Oil prices reversed gains to trade nearly 1 percent lower on Thursday but continued to hold in a tight range as the market weighed swelling U.S. inventories against possible renewed efforts by major oil producers to reduce a price-sapping glut.
Crude futures rose earlier after sources said the Organization of the Petroleum Exporting Countries may consider extending its oil supply-reduction pact with non-members and might even apply deeper cuts if global crude inventories failed to drop to a targeted level.
By 10:34 a.m. ET (1534 GMT), Brent crude was down 48 cents, or 0.9 percent, at $55.27 a barrel while U.S. light crude dropped 26 cents, or 0.4 percent, to $52.85 a barrel.
Prices have traded in a tight $5-range since OPEC and other exporters including Russia agreed last year to cut output by 1.8 million barrels per day (bpd) to reduce a price-sapping glut. The deal took effect on Jan. 1 and lasts six months.
OPEC's supply pact could be extended by May if all major producers showed "effective cooperation," an OPEC source told Reuters.
"There's a good chance and high odds that the group (OPEC) decides that they want to continue this process," Energy Aspects analyst Richard Mallinson said.
Most producers appear to be sticking to the deal so far but it is unclear how much impact the supply reductions are having on world oil inventories that are close to record highs.
U.S. oil inventories have risen sharply in the past six weeks, with crude and U.S. gasoline inventories hitting all-time records last week, the U.S. Energy Department said on Wednesday. Analysts say that the market is setting up for a possible fall if inventories do not start to decline soon.
"The market's response to yesterday's stats suggests it continues to focus on forward expectations of further rebalance through production cuts and increased demand, but doesn't have any oomph to push higher," said Gene McGillian, manager of market research at Tradition Energy in Stamford, Connecticut.
"But the massive overhang over oil and gasoline inventories continues to put doubts in the minds of the bulls."
The anticipation that OPEC's cuts - and surprisingly high level of adherence to those production reductions - will start to reduce inventories has kept traders heavily invested in futures contracts betting on more gains.
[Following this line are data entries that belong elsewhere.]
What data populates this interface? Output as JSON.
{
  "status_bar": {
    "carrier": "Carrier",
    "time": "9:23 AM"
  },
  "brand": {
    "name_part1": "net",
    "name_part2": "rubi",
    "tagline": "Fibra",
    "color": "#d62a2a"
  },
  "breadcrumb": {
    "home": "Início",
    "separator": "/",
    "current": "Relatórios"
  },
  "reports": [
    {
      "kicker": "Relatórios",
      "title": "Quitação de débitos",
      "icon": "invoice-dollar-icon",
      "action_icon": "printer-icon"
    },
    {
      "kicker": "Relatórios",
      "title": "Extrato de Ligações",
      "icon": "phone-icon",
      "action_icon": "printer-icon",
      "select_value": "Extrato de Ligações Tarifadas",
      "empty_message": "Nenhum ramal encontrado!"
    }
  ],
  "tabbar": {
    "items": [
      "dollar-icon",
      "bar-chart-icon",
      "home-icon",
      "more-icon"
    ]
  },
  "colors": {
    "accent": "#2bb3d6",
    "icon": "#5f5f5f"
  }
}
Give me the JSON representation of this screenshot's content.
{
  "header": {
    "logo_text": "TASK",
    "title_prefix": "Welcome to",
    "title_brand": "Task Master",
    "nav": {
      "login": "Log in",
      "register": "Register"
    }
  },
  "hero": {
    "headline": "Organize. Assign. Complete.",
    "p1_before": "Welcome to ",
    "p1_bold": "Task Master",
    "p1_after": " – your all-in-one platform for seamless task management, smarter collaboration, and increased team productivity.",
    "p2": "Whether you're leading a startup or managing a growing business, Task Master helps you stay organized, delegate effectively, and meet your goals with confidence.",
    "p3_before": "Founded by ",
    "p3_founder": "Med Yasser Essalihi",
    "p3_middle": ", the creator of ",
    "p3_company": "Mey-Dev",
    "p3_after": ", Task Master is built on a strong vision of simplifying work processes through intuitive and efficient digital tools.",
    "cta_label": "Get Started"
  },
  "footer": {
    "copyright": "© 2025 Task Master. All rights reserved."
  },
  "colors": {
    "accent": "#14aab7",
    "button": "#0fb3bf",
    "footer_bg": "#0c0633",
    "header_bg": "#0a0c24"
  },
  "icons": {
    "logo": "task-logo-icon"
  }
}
As of last week, non-commercial traders had a net long position of 477,000 U.S. crude contracts, just short of the previous week's level that represented a record long position in oil futures, according to data from the U.S. Commodity Futures Trading Commission.
(By David Gaffen; Additional reporting by Henning Gloystein in Singapore; Editing by Marguerita Choy and Adrian Croft)